--- Exercise directions ---
Each line holding the word "title" must appear in the answer, copied from the entries.

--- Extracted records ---
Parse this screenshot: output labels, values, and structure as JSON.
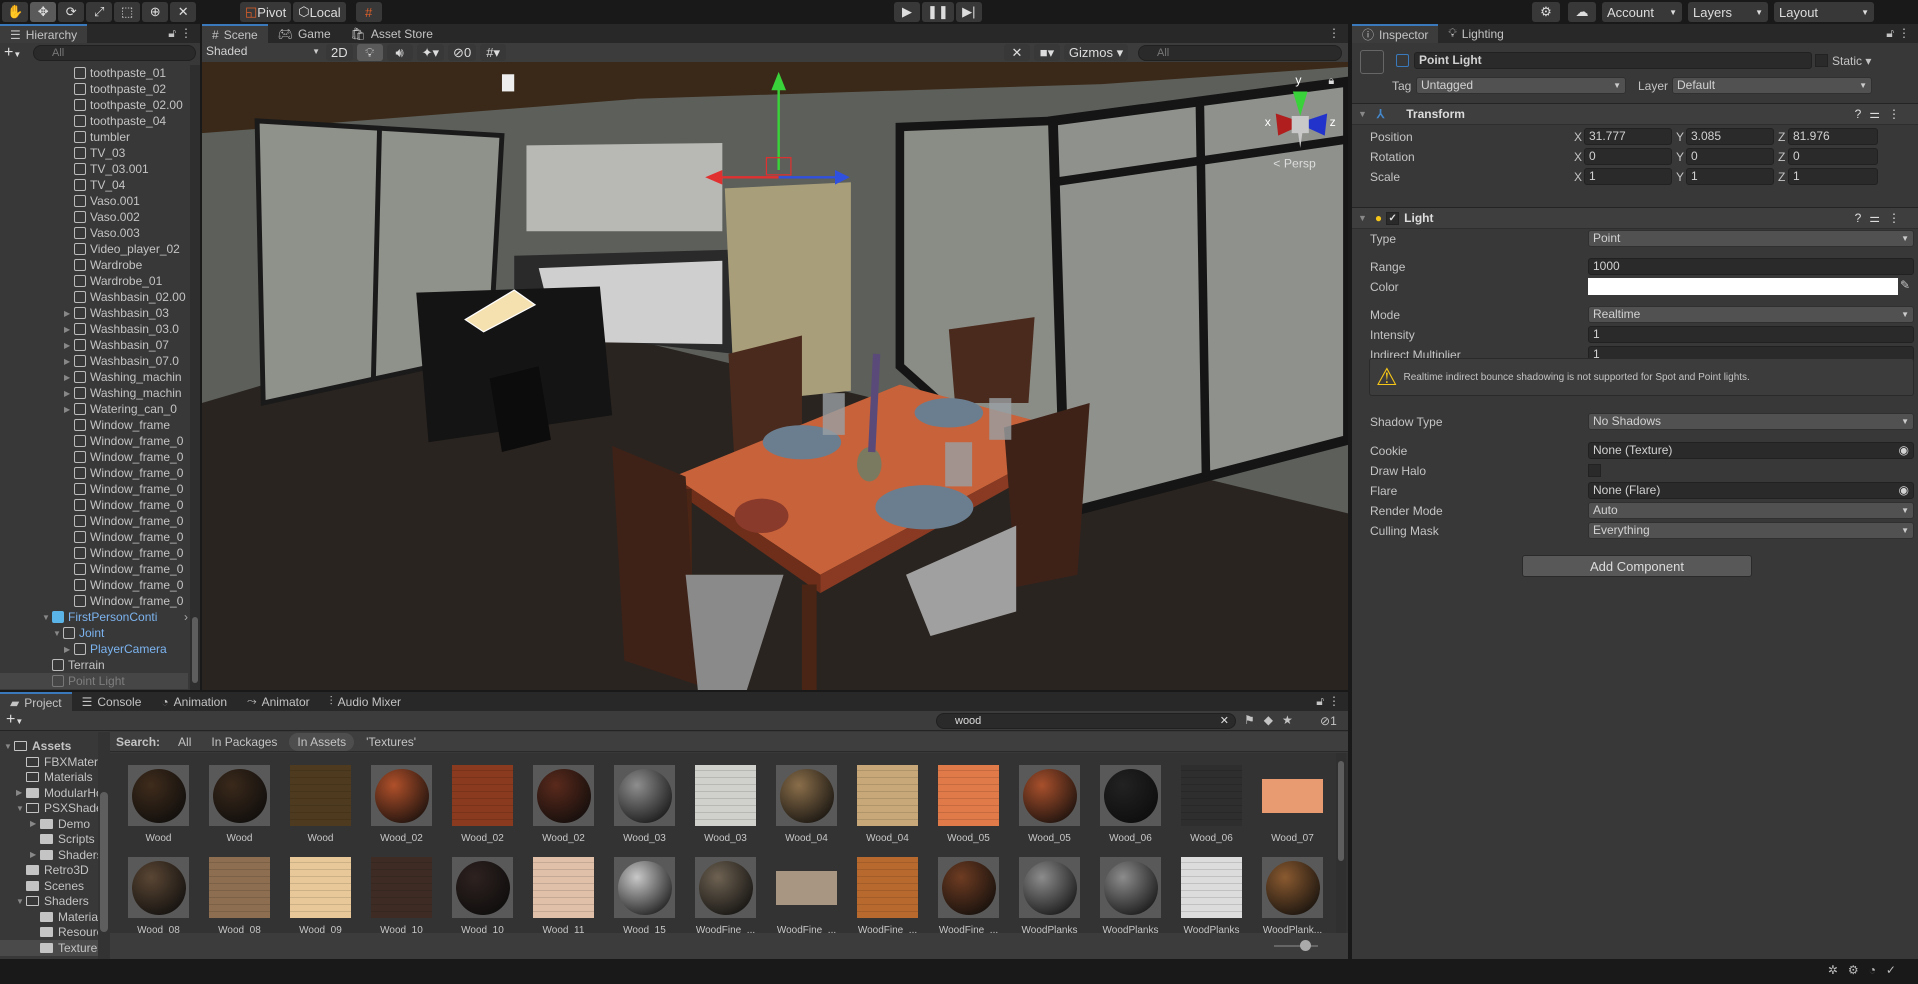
{
  "toolbar": {
    "tools": [
      "hand",
      "move",
      "rotate",
      "scale",
      "rect",
      "transform",
      "custom"
    ],
    "pivot": "Pivot",
    "local": "Local",
    "account": "Account",
    "layers": "Layers",
    "layout": "Layout"
  },
  "hierarchy": {
    "title": "Hierarchy",
    "search_placeholder": "All",
    "items": [
      {
        "label": "toothpaste_01",
        "depth": 2
      },
      {
        "label": "toothpaste_02",
        "depth": 2
      },
      {
        "label": "toothpaste_02.00",
        "depth": 2
      },
      {
        "label": "toothpaste_04",
        "depth": 2
      },
      {
        "label": "tumbler",
        "depth": 2
      },
      {
        "label": "TV_03",
        "depth": 2
      },
      {
        "label": "TV_03.001",
        "depth": 2
      },
      {
        "label": "TV_04",
        "depth": 2
      },
      {
        "label": "Vaso.001",
        "depth": 2
      },
      {
        "label": "Vaso.002",
        "depth": 2
      },
      {
        "label": "Vaso.003",
        "depth": 2
      },
      {
        "label": "Video_player_02",
        "depth": 2
      },
      {
        "label": "Wardrobe",
        "depth": 2
      },
      {
        "label": "Wardrobe_01",
        "depth": 2
      },
      {
        "label": "Washbasin_02.00",
        "depth": 2
      },
      {
        "label": "Washbasin_03",
        "depth": 2,
        "arrow": "right"
      },
      {
        "label": "Washbasin_03.0",
        "depth": 2,
        "arrow": "right"
      },
      {
        "label": "Washbasin_07",
        "depth": 2,
        "arrow": "right"
      },
      {
        "label": "Washbasin_07.0",
        "depth": 2,
        "arrow": "right"
      },
      {
        "label": "Washing_machin",
        "depth": 2,
        "arrow": "right"
      },
      {
        "label": "Washing_machin",
        "depth": 2,
        "arrow": "right"
      },
      {
        "label": "Watering_can_0",
        "depth": 2,
        "arrow": "right"
      },
      {
        "label": "Window_frame",
        "depth": 2
      },
      {
        "label": "Window_frame_0",
        "depth": 2
      },
      {
        "label": "Window_frame_0",
        "depth": 2
      },
      {
        "label": "Window_frame_0",
        "depth": 2
      },
      {
        "label": "Window_frame_0",
        "depth": 2
      },
      {
        "label": "Window_frame_0",
        "depth": 2
      },
      {
        "label": "Window_frame_0",
        "depth": 2
      },
      {
        "label": "Window_frame_0",
        "depth": 2
      },
      {
        "label": "Window_frame_0",
        "depth": 2
      },
      {
        "label": "Window_frame_0",
        "depth": 2
      },
      {
        "label": "Window_frame_0",
        "depth": 2
      },
      {
        "label": "Window_frame_0",
        "depth": 2
      },
      {
        "label": "FirstPersonConti",
        "depth": 0,
        "arrow": "down",
        "prefab": true
      },
      {
        "label": "Joint",
        "depth": 1,
        "arrow": "down",
        "prefab": true
      },
      {
        "label": "PlayerCamera",
        "depth": 2,
        "arrow": "right",
        "prefab": true
      },
      {
        "label": "Terrain",
        "depth": 0
      },
      {
        "label": "Point Light",
        "depth": 0,
        "selected": true,
        "inactive": true
      }
    ]
  },
  "scene": {
    "tabs": [
      "Scene",
      "Game",
      "Asset Store"
    ],
    "shading": "Shaded",
    "mode_2d": "2D",
    "hidden_count": "0",
    "gizmos": "Gizmos",
    "search_placeholder": "All",
    "persp": "Persp",
    "axes": {
      "x": "x",
      "y": "y",
      "z": "z"
    }
  },
  "inspector": {
    "tabs": [
      "Inspector",
      "Lighting"
    ],
    "object_name": "Point Light",
    "active": false,
    "static_label": "Static",
    "tag_label": "Tag",
    "tag": "Untagged",
    "layer_label": "Layer",
    "layer": "Default",
    "transform": {
      "title": "Transform",
      "rows": [
        {
          "label": "Position",
          "x": "31.777",
          "y": "3.085",
          "z": "81.976"
        },
        {
          "label": "Rotation",
          "x": "0",
          "y": "0",
          "z": "0"
        },
        {
          "label": "Scale",
          "x": "1",
          "y": "1",
          "z": "1"
        }
      ]
    },
    "light": {
      "title": "Light",
      "enabled": true,
      "type_label": "Type",
      "type": "Point",
      "range_label": "Range",
      "range": "1000",
      "color_label": "Color",
      "color": "#ffffff",
      "mode_label": "Mode",
      "mode": "Realtime",
      "intensity_label": "Intensity",
      "intensity": "1",
      "indirect_label": "Indirect Multiplier",
      "indirect": "1",
      "warning": "Realtime indirect bounce shadowing is not supported for Spot and Point lights.",
      "shadow_label": "Shadow Type",
      "shadow": "No Shadows",
      "cookie_label": "Cookie",
      "cookie": "None (Texture)",
      "halo_label": "Draw Halo",
      "halo": false,
      "flare_label": "Flare",
      "flare": "None (Flare)",
      "render_label": "Render Mode",
      "render": "Auto",
      "culling_label": "Culling Mask",
      "culling": "Everything"
    },
    "add_component": "Add Component"
  },
  "project": {
    "tabs": [
      "Project",
      "Console",
      "Animation",
      "Animator",
      "Audio Mixer"
    ],
    "search_value": "wood",
    "hidden_count": "1",
    "search_label": "Search:",
    "filters": [
      "All",
      "In Packages",
      "In Assets",
      "'Textures'"
    ],
    "active_filter": "In Assets",
    "tree": [
      {
        "label": "Assets",
        "depth": 0,
        "arrow": "down",
        "open": true,
        "bold": true
      },
      {
        "label": "FBXMaterials",
        "depth": 1,
        "open": true
      },
      {
        "label": "Materials",
        "depth": 1,
        "open": true
      },
      {
        "label": "ModularHouse",
        "depth": 1,
        "arrow": "right"
      },
      {
        "label": "PSXShaders",
        "depth": 1,
        "arrow": "down",
        "open": true
      },
      {
        "label": "Demo",
        "depth": 2,
        "arrow": "right"
      },
      {
        "label": "Scripts",
        "depth": 2
      },
      {
        "label": "Shaders",
        "depth": 2,
        "arrow": "right"
      },
      {
        "label": "Retro3D",
        "depth": 1
      },
      {
        "label": "Scenes",
        "depth": 1
      },
      {
        "label": "Shaders",
        "depth": 1,
        "arrow": "down",
        "open": true
      },
      {
        "label": "Materials",
        "depth": 2
      },
      {
        "label": "Resources",
        "depth": 2
      },
      {
        "label": "Textures",
        "depth": 2,
        "selected": true
      }
    ],
    "assets": [
      {
        "name": "Wood",
        "kind": "sphere",
        "color": "#3f2c1c"
      },
      {
        "name": "Wood",
        "kind": "sphere",
        "color": "#3a291b"
      },
      {
        "name": "Wood",
        "kind": "texture",
        "color": "#4e3a1e"
      },
      {
        "name": "Wood_02",
        "kind": "sphere",
        "color": "#b0502a"
      },
      {
        "name": "Wood_02",
        "kind": "texture",
        "color": "#8a3a1e"
      },
      {
        "name": "Wood_02",
        "kind": "sphere",
        "color": "#5a2a1c"
      },
      {
        "name": "Wood_03",
        "kind": "sphere",
        "color": "#8e8e8e"
      },
      {
        "name": "Wood_03",
        "kind": "texture",
        "color": "#d0d0cc"
      },
      {
        "name": "Wood_04",
        "kind": "sphere",
        "color": "#8a6e4a"
      },
      {
        "name": "Wood_04",
        "kind": "texture",
        "color": "#c8a878"
      },
      {
        "name": "Wood_05",
        "kind": "texture",
        "color": "#e07a48"
      },
      {
        "name": "Wood_05",
        "kind": "sphere",
        "color": "#a8502c"
      },
      {
        "name": "Wood_06",
        "kind": "sphere",
        "color": "#222222"
      },
      {
        "name": "Wood_06",
        "kind": "texture",
        "color": "#2e2e2e"
      },
      {
        "name": "Wood_07",
        "kind": "wide",
        "color": "#e89a70"
      },
      {
        "name": "Wood_08",
        "kind": "sphere",
        "color": "#5a4634"
      },
      {
        "name": "Wood_08",
        "kind": "texture",
        "color": "#8e6e50"
      },
      {
        "name": "Wood_09",
        "kind": "texture",
        "color": "#e8c898"
      },
      {
        "name": "Wood_10",
        "kind": "texture",
        "color": "#3e2c24"
      },
      {
        "name": "Wood_10",
        "kind": "sphere",
        "color": "#2e2220"
      },
      {
        "name": "Wood_11",
        "kind": "texture",
        "color": "#e0c0a8"
      },
      {
        "name": "Wood_15",
        "kind": "sphere",
        "color": "#c8c8c8"
      },
      {
        "name": "WoodFine_...",
        "kind": "sphere",
        "color": "#6e6252"
      },
      {
        "name": "WoodFine_...",
        "kind": "wide",
        "color": "#a89682"
      },
      {
        "name": "WoodFine_...",
        "kind": "texture",
        "color": "#b86a2e"
      },
      {
        "name": "WoodFine_...",
        "kind": "sphere",
        "color": "#6e3c22"
      },
      {
        "name": "WoodPlanks",
        "kind": "sphere",
        "color": "#8c8c8c"
      },
      {
        "name": "WoodPlanks",
        "kind": "sphere",
        "color": "#8c8c8c"
      },
      {
        "name": "WoodPlanks",
        "kind": "texture",
        "color": "#dcdcdc"
      },
      {
        "name": "WoodPlank...",
        "kind": "sphere",
        "color": "#8a5a30"
      }
    ]
  },
  "colors": {
    "accent": "#3a79bb",
    "prefab": "#7cb4f0",
    "warning": "#f5c518"
  }
}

--- Reply ---
    "title": "Hierarchy",
      "title": "Transform",
      "title": "Light",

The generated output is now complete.